Dataset records
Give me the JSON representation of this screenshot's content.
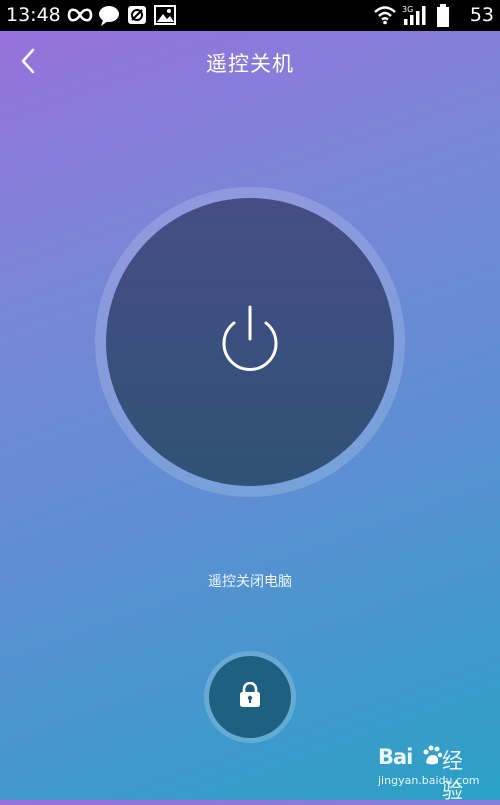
{
  "status_bar": {
    "time": "13:48",
    "battery_level": "53",
    "network_type": "3G",
    "icons": [
      "infinity-icon",
      "chat-bubble-icon",
      "blocked-icon",
      "image-icon",
      "wifi-icon",
      "signal-icon",
      "battery-icon"
    ]
  },
  "header": {
    "title": "遥控关机",
    "back_icon": "chevron-left-icon"
  },
  "main": {
    "power_icon": "power-icon",
    "action_label": "遥控关闭电脑",
    "lock_icon": "lock-icon"
  },
  "watermark": {
    "brand": "Bai",
    "brand_suffix": "经验",
    "url": "jingyan.baidu.com"
  },
  "colors": {
    "gradient_start": "#9a6fdc",
    "gradient_end": "#2aa1c6",
    "power_button": "#3d4f80",
    "lock_button": "#1f5f80"
  }
}
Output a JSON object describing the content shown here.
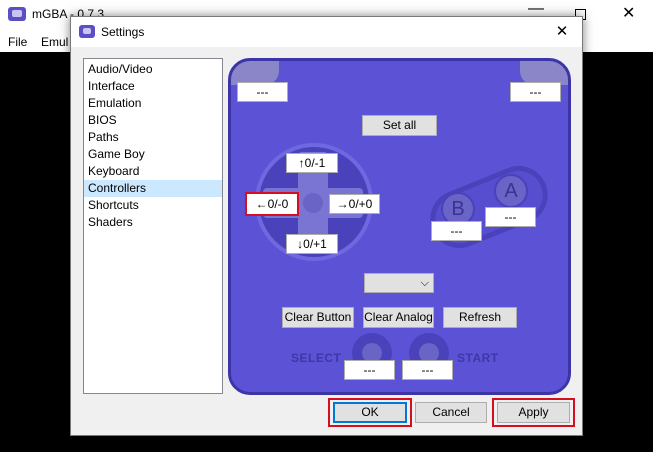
{
  "app": {
    "title": "mGBA - 0.7.3"
  },
  "menubar": {
    "file": "File",
    "emulation": "Emul"
  },
  "dialog": {
    "title": "Settings",
    "close_glyph": "✕"
  },
  "sidebar": {
    "items": [
      {
        "label": "Audio/Video"
      },
      {
        "label": "Interface"
      },
      {
        "label": "Emulation"
      },
      {
        "label": "BIOS"
      },
      {
        "label": "Paths"
      },
      {
        "label": "Game Boy"
      },
      {
        "label": "Keyboard"
      },
      {
        "label": "Controllers",
        "selected": true
      },
      {
        "label": "Shortcuts"
      },
      {
        "label": "Shaders"
      }
    ]
  },
  "controller": {
    "l_shoulder": "---",
    "r_shoulder": "---",
    "set_all": "Set all",
    "up": "↑0/-1",
    "left": "←0/-0",
    "right": "→0/+0",
    "down": "↓0/+1",
    "b_label": "B",
    "a_label": "A",
    "b_value": "---",
    "a_value": "---",
    "profile_value": "",
    "clear_button": "Clear Button",
    "clear_analog": "Clear Analog",
    "refresh": "Refresh",
    "select_label": "SELECT",
    "start_label": "START",
    "select_value": "---",
    "start_value": "---"
  },
  "footer": {
    "ok": "OK",
    "cancel": "Cancel",
    "apply": "Apply"
  },
  "colors": {
    "pad_body": "#5b52d6",
    "highlight": "#d40f20",
    "selected_item": "#cce8ff"
  }
}
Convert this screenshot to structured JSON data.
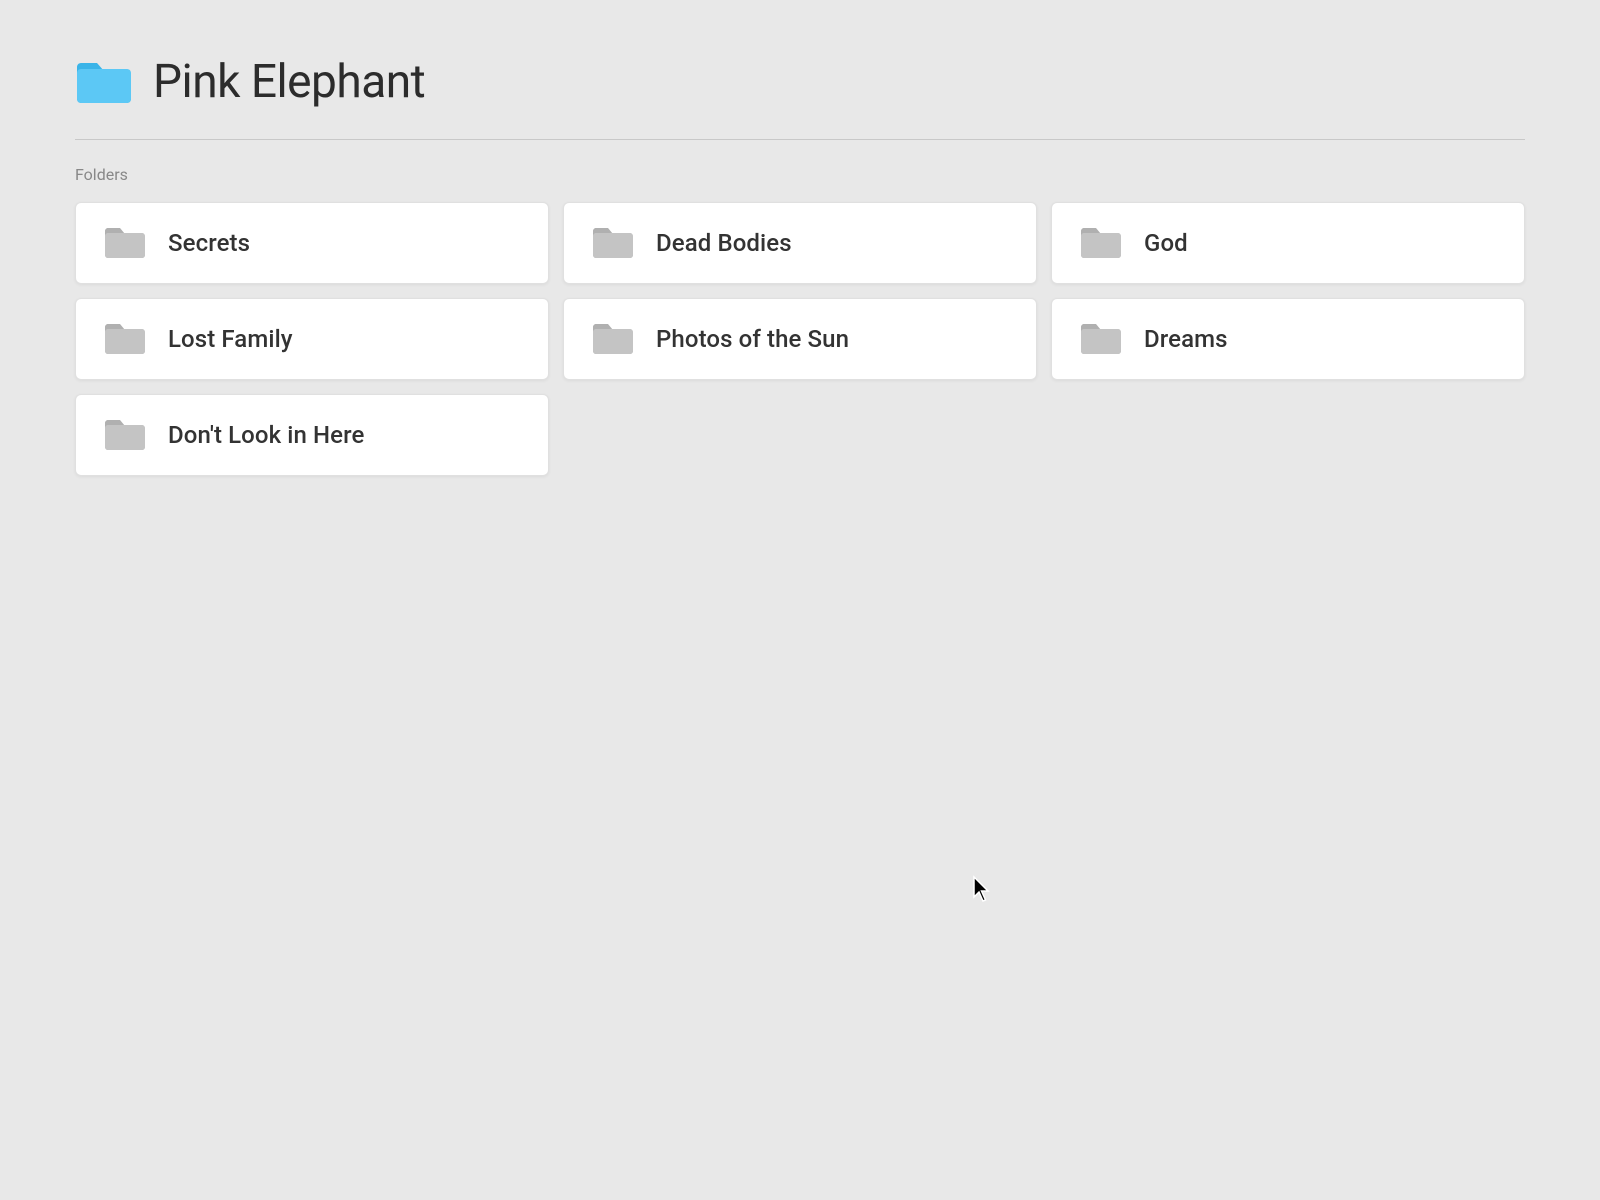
{
  "header": {
    "title": "Pink Elephant",
    "folder_color": "#3ab4e8"
  },
  "sections": {
    "folders_label": "Folders"
  },
  "folders": [
    {
      "id": "secrets",
      "name": "Secrets"
    },
    {
      "id": "dead-bodies",
      "name": "Dead Bodies"
    },
    {
      "id": "god",
      "name": "God"
    },
    {
      "id": "lost-family",
      "name": "Lost Family"
    },
    {
      "id": "photos-of-the-sun",
      "name": "Photos of the Sun"
    },
    {
      "id": "dreams",
      "name": "Dreams"
    },
    {
      "id": "dont-look-in-here",
      "name": "Don't Look in Here"
    }
  ]
}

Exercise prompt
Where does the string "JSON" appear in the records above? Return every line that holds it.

Result of the exercise
Give me the JSON representation of this screenshot's content.
Output a JSON object describing the content shown here.
Convert this screenshot to structured JSON data.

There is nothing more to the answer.